(Stored data)
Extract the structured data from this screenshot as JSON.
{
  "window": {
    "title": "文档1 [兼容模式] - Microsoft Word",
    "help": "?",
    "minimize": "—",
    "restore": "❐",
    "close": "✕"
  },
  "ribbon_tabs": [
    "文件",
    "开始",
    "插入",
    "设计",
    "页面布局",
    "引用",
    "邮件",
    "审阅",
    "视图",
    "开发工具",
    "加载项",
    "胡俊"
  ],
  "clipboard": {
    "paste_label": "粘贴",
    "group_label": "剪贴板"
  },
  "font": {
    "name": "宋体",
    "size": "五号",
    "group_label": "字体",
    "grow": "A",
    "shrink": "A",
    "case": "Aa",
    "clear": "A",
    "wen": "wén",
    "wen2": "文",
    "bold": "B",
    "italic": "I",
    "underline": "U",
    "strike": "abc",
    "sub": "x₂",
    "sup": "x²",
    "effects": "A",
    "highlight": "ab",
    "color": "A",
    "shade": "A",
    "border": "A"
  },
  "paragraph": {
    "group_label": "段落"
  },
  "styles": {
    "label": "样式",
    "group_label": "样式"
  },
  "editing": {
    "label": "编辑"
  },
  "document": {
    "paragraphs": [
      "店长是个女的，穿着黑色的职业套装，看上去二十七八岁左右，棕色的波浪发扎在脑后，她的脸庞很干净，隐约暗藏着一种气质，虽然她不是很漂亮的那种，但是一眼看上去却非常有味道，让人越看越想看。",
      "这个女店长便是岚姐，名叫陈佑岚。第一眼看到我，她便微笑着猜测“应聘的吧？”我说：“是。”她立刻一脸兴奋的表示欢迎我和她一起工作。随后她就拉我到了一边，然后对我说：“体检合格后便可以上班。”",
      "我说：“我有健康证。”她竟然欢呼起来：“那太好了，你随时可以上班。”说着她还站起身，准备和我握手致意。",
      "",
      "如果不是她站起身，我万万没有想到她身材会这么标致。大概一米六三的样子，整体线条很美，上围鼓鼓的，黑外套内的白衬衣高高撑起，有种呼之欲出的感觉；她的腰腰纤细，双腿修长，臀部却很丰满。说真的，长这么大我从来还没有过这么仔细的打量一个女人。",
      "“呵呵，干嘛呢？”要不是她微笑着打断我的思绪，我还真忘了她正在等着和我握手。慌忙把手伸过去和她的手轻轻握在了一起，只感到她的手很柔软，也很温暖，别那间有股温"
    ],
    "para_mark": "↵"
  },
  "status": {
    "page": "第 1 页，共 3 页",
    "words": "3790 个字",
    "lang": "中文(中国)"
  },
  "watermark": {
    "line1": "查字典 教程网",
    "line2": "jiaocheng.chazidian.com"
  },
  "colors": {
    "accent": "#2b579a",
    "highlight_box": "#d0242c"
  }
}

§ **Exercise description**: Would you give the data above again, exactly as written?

§ **Response**:
Extract the structured data from this screenshot as JSON.
{
  "window": {
    "title": "文档1 [兼容模式] - Microsoft Word",
    "help": "?",
    "minimize": "—",
    "restore": "❐",
    "close": "✕"
  },
  "ribbon_tabs": [
    "文件",
    "开始",
    "插入",
    "设计",
    "页面布局",
    "引用",
    "邮件",
    "审阅",
    "视图",
    "开发工具",
    "加载项",
    "胡俊"
  ],
  "clipboard": {
    "paste_label": "粘贴",
    "group_label": "剪贴板"
  },
  "font": {
    "name": "宋体",
    "size": "五号",
    "group_label": "字体",
    "grow": "A",
    "shrink": "A",
    "case": "Aa",
    "clear": "A",
    "wen": "wén",
    "wen2": "文",
    "bold": "B",
    "italic": "I",
    "underline": "U",
    "strike": "abc",
    "sub": "x₂",
    "sup": "x²",
    "effects": "A",
    "highlight": "ab",
    "color": "A",
    "shade": "A",
    "border": "A"
  },
  "paragraph": {
    "group_label": "段落"
  },
  "styles": {
    "label": "样式",
    "group_label": "样式"
  },
  "editing": {
    "label": "编辑"
  },
  "document": {
    "paragraphs": [
      "店长是个女的，穿着黑色的职业套装，看上去二十七八岁左右，棕色的波浪发扎在脑后，她的脸庞很干净，隐约暗藏着一种气质，虽然她不是很漂亮的那种，但是一眼看上去却非常有味道，让人越看越想看。",
      "这个女店长便是岚姐，名叫陈佑岚。第一眼看到我，她便微笑着猜测“应聘的吧？”我说：“是。”她立刻一脸兴奋的表示欢迎我和她一起工作。随后她就拉我到了一边，然后对我说：“体检合格后便可以上班。”",
      "我说：“我有健康证。”她竟然欢呼起来：“那太好了，你随时可以上班。”说着她还站起身，准备和我握手致意。",
      "",
      "如果不是她站起身，我万万没有想到她身材会这么标致。大概一米六三的样子，整体线条很美，上围鼓鼓的，黑外套内的白衬衣高高撑起，有种呼之欲出的感觉；她的腰腰纤细，双腿修长，臀部却很丰满。说真的，长这么大我从来还没有过这么仔细的打量一个女人。",
      "“呵呵，干嘛呢？”要不是她微笑着打断我的思绪，我还真忘了她正在等着和我握手。慌忙把手伸过去和她的手轻轻握在了一起，只感到她的手很柔软，也很温暖，别那间有股温"
    ],
    "para_mark": "↵"
  },
  "status": {
    "page": "第 1 页，共 3 页",
    "words": "3790 个字",
    "lang": "中文(中国)"
  },
  "watermark": {
    "line1": "查字典 教程网",
    "line2": "jiaocheng.chazidian.com"
  },
  "colors": {
    "accent": "#2b579a",
    "highlight_box": "#d0242c"
  }
}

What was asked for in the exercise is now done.